3Defined as areas where sustained community transmission has been identified (e.g., countries with CDC Level 2 or 3 Travel Health Notice) which can change rapidly and can be found at the CDC website: https://www.cdc.gov/coronavirus/2019-ncov/travelers/
For all patients who meet COVID-19 PUI criteria:
- Healthcare personnel entering the room should use airborne precautions, plus standard precautions, contact precautions, and eye protection (e.g., goggles or a face shield)*,†;
- Immediately notify your healthcare facility’s infection control personnel;
- Immediately notify Maricopa County Department of Public Health:
- Monday–Friday 8AM–5PM — call (602) 506-6767 and ask for a Surveillance Nurse or;
- After 5PM and on weekends — call (602) 747-7111 and ask for the Provider On-Call.
- Collect specimens for testing for COVID-19, which include:
- Lower respiratory specimen (e.g., sputum, BAL, tracheal aspirate);
- Upper respiratory specimen (e.g., nasopharyngeal and oropharyngeal [NP/OP] swab)
*For facilities that do not have an AIIR, testing should be performed by a healthcare provider using an N95 respirator, gown, gloves, and eye protection (e.g., goggles or face shield that covers the front/sides of the face) in a private room with the door closed. Avoid use of that room for additional patients until the room has been cleaned.
†Alternate Standards of Care recommendations in resource-limited situations are forthcoming from MCDPH.
For Further Guidance

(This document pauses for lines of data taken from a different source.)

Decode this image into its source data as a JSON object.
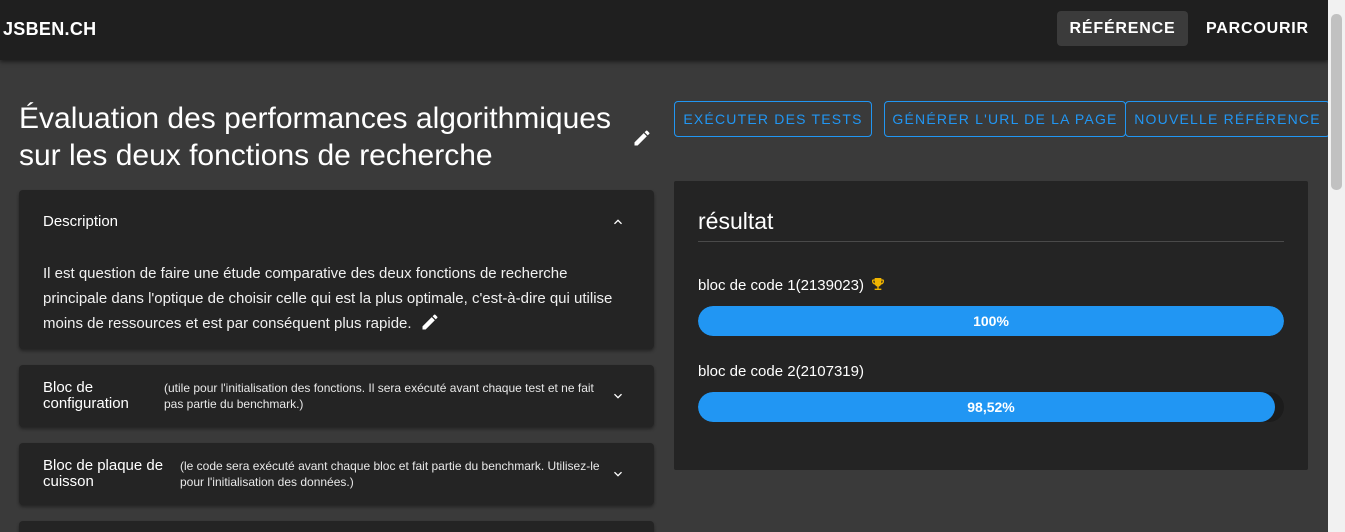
{
  "header": {
    "brand": "JSBEN.CH",
    "nav": {
      "reference": "RÉFÉRENCE",
      "browse": "PARCOURIR"
    }
  },
  "page": {
    "title": "Évaluation des performances algorithmiques sur les deux fonctions de recherche"
  },
  "actions": {
    "run_tests": "EXÉCUTER DES TESTS",
    "generate_url": "GÉNÉRER L'URL DE LA PAGE",
    "new_benchmark": "NOUVELLE RÉFÉRENCE"
  },
  "description": {
    "heading": "Description",
    "body": "Il est question de faire une étude comparative des deux fonctions de recherche principale dans l'optique de choisir celle qui est la plus optimale, c'est-à-dire qui utilise moins de ressources et est par conséquent plus rapide."
  },
  "accordions": [
    {
      "title": "Bloc de configuration",
      "hint": "(utile pour l'initialisation des fonctions. Il sera exécuté avant chaque test et ne fait pas partie du benchmark.)"
    },
    {
      "title": "Bloc de plaque de cuisson",
      "hint": "(le code sera exécuté avant chaque bloc et fait partie du benchmark. Utilisez-le pour l'initialisation des données.)"
    }
  ],
  "result": {
    "title": "résultat",
    "blocks": [
      {
        "label": "bloc de code 1(2139023)",
        "percent_text": "100%",
        "percent": 100,
        "winner": true
      },
      {
        "label": "bloc de code 2(2107319)",
        "percent_text": "98,52%",
        "percent": 98.52,
        "winner": false
      }
    ]
  },
  "colors": {
    "accent": "#2196f3",
    "appbar": "#1f1f1f",
    "card": "#242424",
    "background": "#3a3a3a"
  },
  "icons": {
    "edit": "pencil-icon",
    "expand": "chevron-icon",
    "winner": "trophy-icon"
  }
}
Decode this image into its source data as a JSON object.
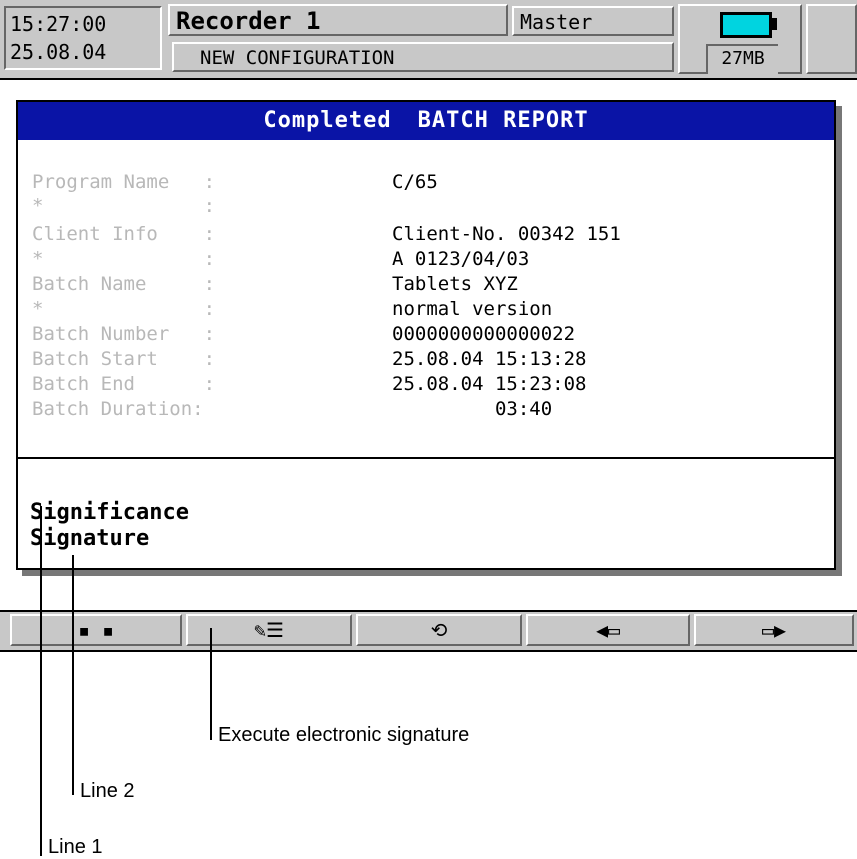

- MCDPH, ADHS, and CDC websites
- MCDPH FAQ (below)
- Information for Healthcare Professionals:
- CDC website
- MCDPH guidance for evaluation of a patient with suspected COVID-19 infection (below)
- Management of Patients with Confirmed 2019 Novel Coronavirus Infection:
- Infection control:
- Guidance from Arizona Department of Health (below)
- CDC website
- Attached example visual alert for posting at the entrance and strategic places in English and Spanish (see below)
- Early epidemiology of cohort with COVID-19 in China:
More of what healthcare providers need to know:
- Healthcare Provider Guidance (as of 02.27.2020) (PDF)
- ADHS Infection Control Guidance (as of 01.29.2020) (PDF)
- Facility door sign to mask if showing symptoms (English) (PDF)
- Facility door sign to mask if showing symptoms (Spanish) (PDF)
- COVID-19 FAQ (English) (PDF)
- COVID-19 FAQ (Spanish) (PDF)
- COVID-19 FAQ (Mandarin) (PDF)
* Recommendations are subject to change as the situation evolves.
Frequently Asked Questions (FAQs)
- FAQs in English Opens in New Window (PDF)
- FAQs in Spanish Opens in New Window (PDF)
- FAQs in Mandarin Opens in New Window (PDF)
2019 Novel Coronavirus vs. Other Coronaviruses
- Comparison chart in English and Spanish Opens in New Window (PDF)
- Comparison chart in English Opens in New Window (PNG)
- Comparison chart in Spanish Opens in New Window (PNG)
Signage for Facilities
- Sign for front doors to ask people with respiratory illness symptoms to stop and mask (English) Opens in New Window (PDF)
- Sign for front doors to ask people with respiratory illness symptoms to stop and mask (Spanish) Opens in New Window (PDF)
Parent letters for schools
- Letter as of 1/30/2020 for schools to share with parents (English) Opens in New Window (Word)
- Letter as of 1/30/2020 for schools to share with parents (Spanish) Opens in New Window (Word)